• **Dataset**:

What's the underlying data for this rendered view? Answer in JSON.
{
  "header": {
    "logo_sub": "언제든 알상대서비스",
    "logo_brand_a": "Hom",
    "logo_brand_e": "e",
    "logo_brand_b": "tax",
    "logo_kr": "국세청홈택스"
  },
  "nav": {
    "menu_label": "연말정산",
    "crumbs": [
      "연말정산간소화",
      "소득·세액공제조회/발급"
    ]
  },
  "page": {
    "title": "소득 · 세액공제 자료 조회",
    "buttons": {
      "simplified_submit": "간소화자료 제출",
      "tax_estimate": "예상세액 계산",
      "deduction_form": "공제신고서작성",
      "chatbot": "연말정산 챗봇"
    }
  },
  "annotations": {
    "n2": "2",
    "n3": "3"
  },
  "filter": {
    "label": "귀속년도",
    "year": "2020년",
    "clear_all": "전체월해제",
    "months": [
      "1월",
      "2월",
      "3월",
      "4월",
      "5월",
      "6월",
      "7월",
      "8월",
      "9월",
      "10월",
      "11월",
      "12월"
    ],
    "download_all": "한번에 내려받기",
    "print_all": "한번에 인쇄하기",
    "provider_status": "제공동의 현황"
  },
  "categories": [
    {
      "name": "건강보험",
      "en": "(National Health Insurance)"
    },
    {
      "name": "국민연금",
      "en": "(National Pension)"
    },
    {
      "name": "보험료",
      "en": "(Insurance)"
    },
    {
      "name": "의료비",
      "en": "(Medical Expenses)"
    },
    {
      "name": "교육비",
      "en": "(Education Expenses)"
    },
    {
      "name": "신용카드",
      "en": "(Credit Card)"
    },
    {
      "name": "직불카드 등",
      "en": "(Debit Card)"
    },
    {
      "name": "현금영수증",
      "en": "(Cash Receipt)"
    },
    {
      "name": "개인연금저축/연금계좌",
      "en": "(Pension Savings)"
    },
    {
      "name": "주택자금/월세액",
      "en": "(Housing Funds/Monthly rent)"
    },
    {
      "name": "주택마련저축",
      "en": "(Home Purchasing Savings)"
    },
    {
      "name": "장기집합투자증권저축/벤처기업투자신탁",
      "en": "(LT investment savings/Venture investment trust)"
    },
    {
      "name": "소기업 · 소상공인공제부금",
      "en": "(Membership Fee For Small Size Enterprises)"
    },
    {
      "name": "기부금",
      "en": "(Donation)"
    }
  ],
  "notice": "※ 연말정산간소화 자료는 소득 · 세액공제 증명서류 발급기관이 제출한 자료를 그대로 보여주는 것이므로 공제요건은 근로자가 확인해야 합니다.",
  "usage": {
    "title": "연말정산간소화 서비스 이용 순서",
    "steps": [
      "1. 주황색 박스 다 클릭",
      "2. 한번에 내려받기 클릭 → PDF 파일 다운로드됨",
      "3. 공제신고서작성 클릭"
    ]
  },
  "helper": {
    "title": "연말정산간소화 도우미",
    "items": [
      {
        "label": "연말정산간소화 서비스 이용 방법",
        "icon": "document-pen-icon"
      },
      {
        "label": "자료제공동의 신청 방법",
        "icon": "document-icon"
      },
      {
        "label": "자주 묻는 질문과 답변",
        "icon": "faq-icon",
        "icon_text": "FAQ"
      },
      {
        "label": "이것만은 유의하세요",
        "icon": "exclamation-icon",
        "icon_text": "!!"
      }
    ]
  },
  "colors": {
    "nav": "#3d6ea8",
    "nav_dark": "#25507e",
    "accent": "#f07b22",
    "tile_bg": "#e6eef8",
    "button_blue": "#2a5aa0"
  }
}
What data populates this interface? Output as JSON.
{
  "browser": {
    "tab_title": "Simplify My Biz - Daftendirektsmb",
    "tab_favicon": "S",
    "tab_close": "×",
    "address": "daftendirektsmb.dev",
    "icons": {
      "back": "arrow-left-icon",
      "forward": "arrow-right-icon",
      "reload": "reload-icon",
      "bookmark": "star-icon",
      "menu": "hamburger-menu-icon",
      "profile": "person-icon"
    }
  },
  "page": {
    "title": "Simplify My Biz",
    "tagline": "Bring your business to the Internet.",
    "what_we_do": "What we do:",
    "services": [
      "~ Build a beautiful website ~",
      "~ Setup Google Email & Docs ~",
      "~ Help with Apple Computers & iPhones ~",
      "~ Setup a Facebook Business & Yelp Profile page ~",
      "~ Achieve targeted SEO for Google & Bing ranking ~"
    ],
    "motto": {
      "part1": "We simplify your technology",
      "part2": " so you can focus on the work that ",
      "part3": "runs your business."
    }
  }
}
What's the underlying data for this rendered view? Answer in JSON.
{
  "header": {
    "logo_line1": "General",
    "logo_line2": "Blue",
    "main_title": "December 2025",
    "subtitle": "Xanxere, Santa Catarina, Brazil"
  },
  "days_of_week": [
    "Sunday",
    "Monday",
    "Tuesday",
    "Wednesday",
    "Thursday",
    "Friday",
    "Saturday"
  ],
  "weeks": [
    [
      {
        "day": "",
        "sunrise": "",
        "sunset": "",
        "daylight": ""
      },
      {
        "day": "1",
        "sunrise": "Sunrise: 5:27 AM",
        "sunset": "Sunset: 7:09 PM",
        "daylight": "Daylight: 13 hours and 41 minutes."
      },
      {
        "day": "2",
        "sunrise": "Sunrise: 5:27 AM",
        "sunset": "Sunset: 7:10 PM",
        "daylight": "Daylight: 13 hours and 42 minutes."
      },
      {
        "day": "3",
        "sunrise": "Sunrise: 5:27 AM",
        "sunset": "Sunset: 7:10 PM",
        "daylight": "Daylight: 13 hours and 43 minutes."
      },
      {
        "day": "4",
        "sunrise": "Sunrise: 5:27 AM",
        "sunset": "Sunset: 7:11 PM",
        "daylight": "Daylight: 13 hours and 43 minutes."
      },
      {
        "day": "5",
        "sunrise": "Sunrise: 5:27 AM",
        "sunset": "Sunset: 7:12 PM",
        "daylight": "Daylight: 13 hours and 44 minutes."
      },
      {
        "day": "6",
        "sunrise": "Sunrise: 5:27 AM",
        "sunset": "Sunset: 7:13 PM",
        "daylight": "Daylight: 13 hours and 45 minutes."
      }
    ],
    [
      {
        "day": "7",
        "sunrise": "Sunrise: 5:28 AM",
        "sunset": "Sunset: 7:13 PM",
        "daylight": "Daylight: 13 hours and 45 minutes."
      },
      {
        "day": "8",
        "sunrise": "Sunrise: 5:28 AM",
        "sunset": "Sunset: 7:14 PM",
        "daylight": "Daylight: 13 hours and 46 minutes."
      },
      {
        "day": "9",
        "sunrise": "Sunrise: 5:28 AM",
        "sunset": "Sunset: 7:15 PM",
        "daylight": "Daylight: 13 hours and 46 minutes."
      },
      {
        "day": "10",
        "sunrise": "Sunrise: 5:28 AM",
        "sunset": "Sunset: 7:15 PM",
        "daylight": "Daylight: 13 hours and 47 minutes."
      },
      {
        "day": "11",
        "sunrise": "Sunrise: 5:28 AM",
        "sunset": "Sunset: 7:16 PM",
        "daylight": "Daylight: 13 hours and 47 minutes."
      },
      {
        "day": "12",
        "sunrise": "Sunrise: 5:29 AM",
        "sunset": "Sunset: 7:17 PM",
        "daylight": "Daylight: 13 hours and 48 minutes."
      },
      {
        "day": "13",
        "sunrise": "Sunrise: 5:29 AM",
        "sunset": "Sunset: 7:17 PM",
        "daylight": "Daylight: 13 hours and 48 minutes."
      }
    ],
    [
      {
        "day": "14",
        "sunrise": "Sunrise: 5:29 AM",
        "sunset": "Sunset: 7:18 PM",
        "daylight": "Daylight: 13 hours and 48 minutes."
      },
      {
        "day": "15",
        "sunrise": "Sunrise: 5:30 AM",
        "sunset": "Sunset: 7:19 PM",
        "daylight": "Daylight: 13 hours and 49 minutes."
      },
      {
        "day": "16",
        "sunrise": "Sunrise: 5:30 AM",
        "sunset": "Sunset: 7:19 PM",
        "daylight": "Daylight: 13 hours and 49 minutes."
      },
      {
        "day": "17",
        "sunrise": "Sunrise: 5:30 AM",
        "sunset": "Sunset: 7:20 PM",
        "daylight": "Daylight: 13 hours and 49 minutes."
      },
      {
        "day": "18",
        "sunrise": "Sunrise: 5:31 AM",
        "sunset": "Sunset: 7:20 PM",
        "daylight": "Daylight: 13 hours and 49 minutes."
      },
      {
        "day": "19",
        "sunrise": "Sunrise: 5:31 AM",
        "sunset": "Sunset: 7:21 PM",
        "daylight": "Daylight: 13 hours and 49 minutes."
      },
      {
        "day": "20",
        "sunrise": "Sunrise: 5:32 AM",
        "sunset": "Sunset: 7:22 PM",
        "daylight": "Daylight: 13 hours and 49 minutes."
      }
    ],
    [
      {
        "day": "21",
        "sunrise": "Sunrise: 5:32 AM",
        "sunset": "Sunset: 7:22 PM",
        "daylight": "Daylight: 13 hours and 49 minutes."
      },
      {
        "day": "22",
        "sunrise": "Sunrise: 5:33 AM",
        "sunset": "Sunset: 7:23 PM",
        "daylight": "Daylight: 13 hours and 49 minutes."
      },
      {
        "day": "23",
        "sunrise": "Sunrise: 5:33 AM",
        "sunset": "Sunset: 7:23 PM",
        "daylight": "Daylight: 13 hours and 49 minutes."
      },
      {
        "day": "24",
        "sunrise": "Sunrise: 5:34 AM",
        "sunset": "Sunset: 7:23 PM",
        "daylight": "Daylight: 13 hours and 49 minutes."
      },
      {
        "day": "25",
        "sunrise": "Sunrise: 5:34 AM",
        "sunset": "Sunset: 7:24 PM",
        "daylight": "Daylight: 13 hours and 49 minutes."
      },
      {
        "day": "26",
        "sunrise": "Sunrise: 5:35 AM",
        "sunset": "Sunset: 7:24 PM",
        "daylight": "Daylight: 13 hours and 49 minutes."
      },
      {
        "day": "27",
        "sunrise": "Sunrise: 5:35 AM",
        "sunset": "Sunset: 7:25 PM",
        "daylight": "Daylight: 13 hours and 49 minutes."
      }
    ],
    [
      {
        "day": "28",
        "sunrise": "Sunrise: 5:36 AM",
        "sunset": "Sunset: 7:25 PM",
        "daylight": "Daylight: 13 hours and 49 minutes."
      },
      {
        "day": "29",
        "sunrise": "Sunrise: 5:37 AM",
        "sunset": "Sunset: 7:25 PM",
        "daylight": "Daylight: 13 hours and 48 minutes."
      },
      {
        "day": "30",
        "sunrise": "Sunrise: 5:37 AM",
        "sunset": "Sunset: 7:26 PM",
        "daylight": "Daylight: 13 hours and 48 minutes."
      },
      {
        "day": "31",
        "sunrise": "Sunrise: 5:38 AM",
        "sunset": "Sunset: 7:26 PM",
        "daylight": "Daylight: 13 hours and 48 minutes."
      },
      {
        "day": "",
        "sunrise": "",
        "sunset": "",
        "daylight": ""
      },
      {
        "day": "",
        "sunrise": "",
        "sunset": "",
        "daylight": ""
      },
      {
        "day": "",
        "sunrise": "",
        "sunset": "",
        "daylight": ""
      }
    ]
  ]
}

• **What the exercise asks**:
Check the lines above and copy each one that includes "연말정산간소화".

• **Solution**:
      "연말정산간소화",
  "notice": "※ 연말정산간소화 자료는 소득 · 세액공제 증명서류 발급기관이 제출한 자료를 그대로 보여주는 것이므로 공제요건은 근로자가 확인해야 합니다.",
    "title": "연말정산간소화 서비스 이용 순서",
    "title": "연말정산간소화 도우미",
        "label": "연말정산간소화 서비스 이용 방법",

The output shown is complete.